However, just a few minutes before that, in a different spot (but still backlight), there was enough open space behind me (the "secondary light source") to bring light onto the subject's faces. Exposing for their faces now produces a much more pleasing feeling overall (again, in my opinion). The background not being completely sky or bathed in full sunlight also helps with this.

Lighting is not a one-size-fits all. It’s important to continue to work to understand lighting so you can assess each situation and know how to use the light you have to your advantage. I have so much to learn in this area, and am continually working to grow in my experience and understanding of light.

Now It's Your Turn!

I'm looking forward to seeing all the creative ways you all come up with for photographing this assignment! If you're going to take photos with people in them, I'd challenge you to try it indoors with natural light. If you have any questions along the way, just ask on the forum and we'll do our best to help!

And one last note! One area I did not do well with was leaving room for text on the image! So, learn from my mistake and review the details carefully before photographing this assignment to be sure you’re fulfilling the request. 🙂

So, have at it! Go out and photograph the theme of "motherhood" - can't wait to see your photos!

Get each article as soon as it goes live!

Recommended Ebook


Submit a Comment

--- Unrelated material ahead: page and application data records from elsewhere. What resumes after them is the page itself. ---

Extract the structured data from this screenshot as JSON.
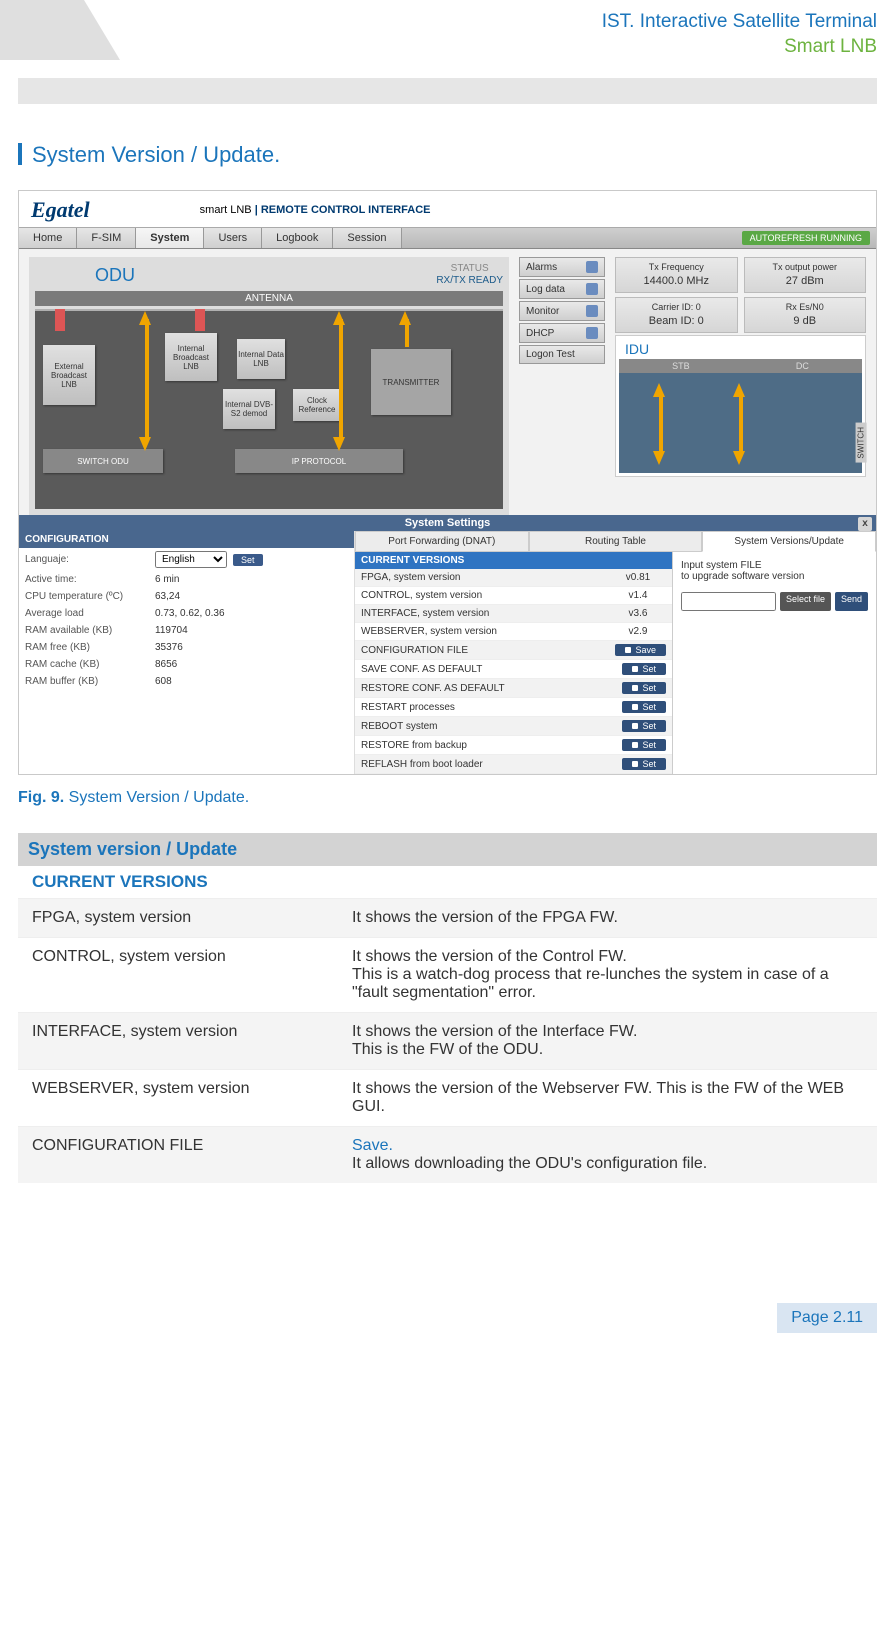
{
  "header": {
    "line1": "IST. Interactive Satellite Terminal",
    "line2": "Smart LNB"
  },
  "section_title": "System Version / Update.",
  "fig": {
    "brand": "Egatel",
    "brand_sub_a": "smart LNB",
    "brand_sub_b": " | REMOTE CONTROL INTERFACE",
    "tabs": [
      "Home",
      "F-SIM",
      "System",
      "Users",
      "Logbook",
      "Session"
    ],
    "auto": "AUTOREFRESH RUNNING",
    "odu_title": "ODU",
    "status1": "STATUS",
    "status2": "RX/TX READY",
    "antenna": "ANTENNA",
    "blocks": {
      "ext": "External\nBroadcast\nLNB",
      "ib": "Internal\nBroadcast\nLNB",
      "idata": "Internal\nData LNB",
      "idemod": "Internal\nDVB-S2\ndemod",
      "clk": "Clock\nReference",
      "tx": "TRANSMITTER",
      "sw": "SWITCH ODU",
      "ip": "IP PROTOCOL"
    },
    "side_buttons": [
      "Alarms",
      "Log data",
      "Monitor",
      "DHCP",
      "Logon Test"
    ],
    "stats": [
      {
        "k": "Tx Frequency",
        "v": "14400.0 MHz"
      },
      {
        "k": "Tx output power",
        "v": "27 dBm"
      },
      {
        "k": "Carrier ID: 0",
        "v": "Beam ID: 0"
      },
      {
        "k": "Rx Es/N0",
        "v": "9 dB"
      }
    ],
    "idu_title": "IDU",
    "idu_cols": [
      "STB",
      "DC"
    ],
    "idu_switch": "SWITCH",
    "settings_title": "System Settings",
    "settings_close": "x",
    "sub_tabs": [
      "Port Forwarding (DNAT)",
      "Routing Table",
      "System Versions/Update"
    ],
    "cfg_header": "CONFIGURATION",
    "cfg_rows": [
      {
        "k": "Languaje:",
        "type": "select",
        "v": "English",
        "btn": "Set"
      },
      {
        "k": "Active time:",
        "v": "6 min"
      },
      {
        "k": "CPU temperature (ºC)",
        "v": "63,24"
      },
      {
        "k": "Average load",
        "v": "0.73, 0.62, 0.36"
      },
      {
        "k": "RAM available (KB)",
        "v": "119704"
      },
      {
        "k": "RAM free (KB)",
        "v": "35376"
      },
      {
        "k": "RAM cache (KB)",
        "v": "8656"
      },
      {
        "k": "RAM buffer (KB)",
        "v": "608"
      }
    ],
    "cv_header": "CURRENT VERSIONS",
    "cv_rows": [
      {
        "k": "FPGA, system version",
        "v": "v0.81"
      },
      {
        "k": "CONTROL, system version",
        "v": "v1.4"
      },
      {
        "k": "INTERFACE, system version",
        "v": "v3.6"
      },
      {
        "k": "WEBSERVER, system version",
        "v": "v2.9"
      },
      {
        "k": "CONFIGURATION FILE",
        "btn": "Save"
      },
      {
        "k": "SAVE CONF. AS DEFAULT",
        "btn": "Set"
      },
      {
        "k": "RESTORE CONF. AS DEFAULT",
        "btn": "Set"
      },
      {
        "k": "RESTART processes",
        "btn": "Set"
      },
      {
        "k": "REBOOT system",
        "btn": "Set"
      },
      {
        "k": "RESTORE from backup",
        "btn": "Set"
      },
      {
        "k": "REFLASH from boot loader",
        "btn": "Set"
      }
    ],
    "upload": {
      "l1": "Input system FILE",
      "l2": "to upgrade software version",
      "select": "Select file",
      "send": "Send"
    }
  },
  "caption": {
    "fig": "Fig. 9.",
    "text": " System Version / Update."
  },
  "deftable": {
    "hdr1": "System version / Update",
    "hdr2": "CURRENT VERSIONS",
    "rows": [
      {
        "k": "FPGA, system version",
        "v": "It shows the version of the FPGA FW."
      },
      {
        "k": "CONTROL, system version",
        "v": "It shows the version of the Control FW.\nThis is a watch-dog process that re-lunches the system in case of a \"fault segmentation\" error."
      },
      {
        "k": "INTERFACE, system version",
        "v": "It shows the version of the Interface FW.\nThis is the FW of the ODU."
      },
      {
        "k": "WEBSERVER, system version",
        "v": "It shows the version of the Webserver FW. This is the FW of the WEB GUI."
      },
      {
        "k": "CONFIGURATION FILE",
        "save": "Save.",
        "v": "It allows downloading the ODU's configuration file."
      }
    ]
  },
  "page_num": "Page 2.11"
}
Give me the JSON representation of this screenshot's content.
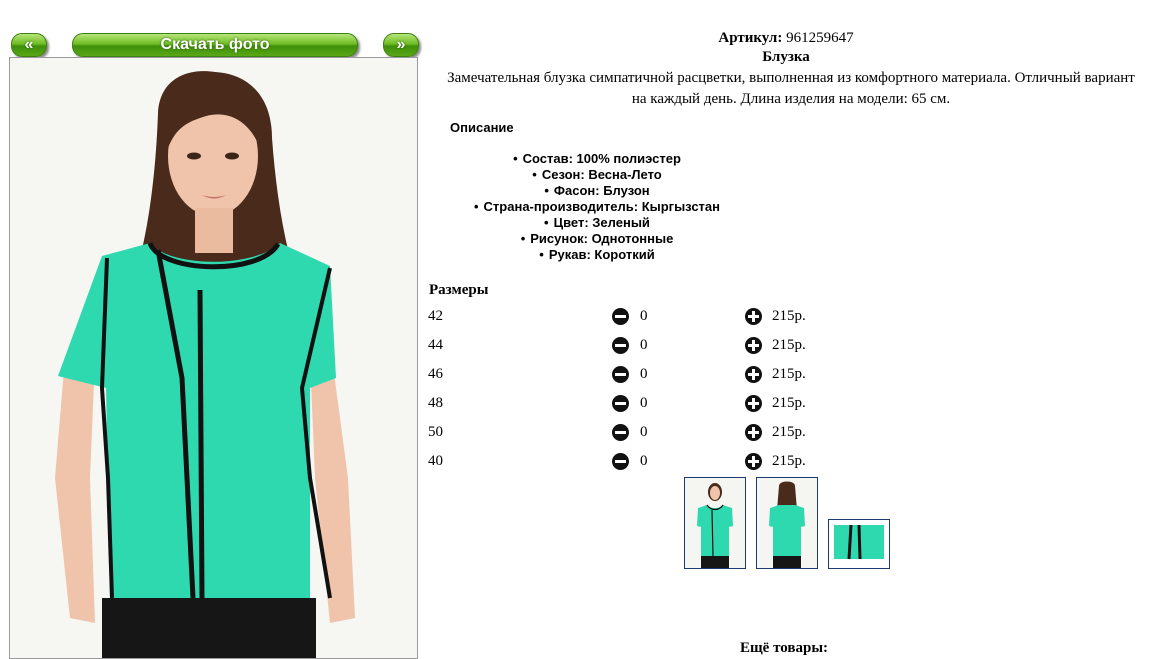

Your email address will not be published. Required fields are marked *

Send the next blog post straight to your email inbox!

Thank you for subscribing!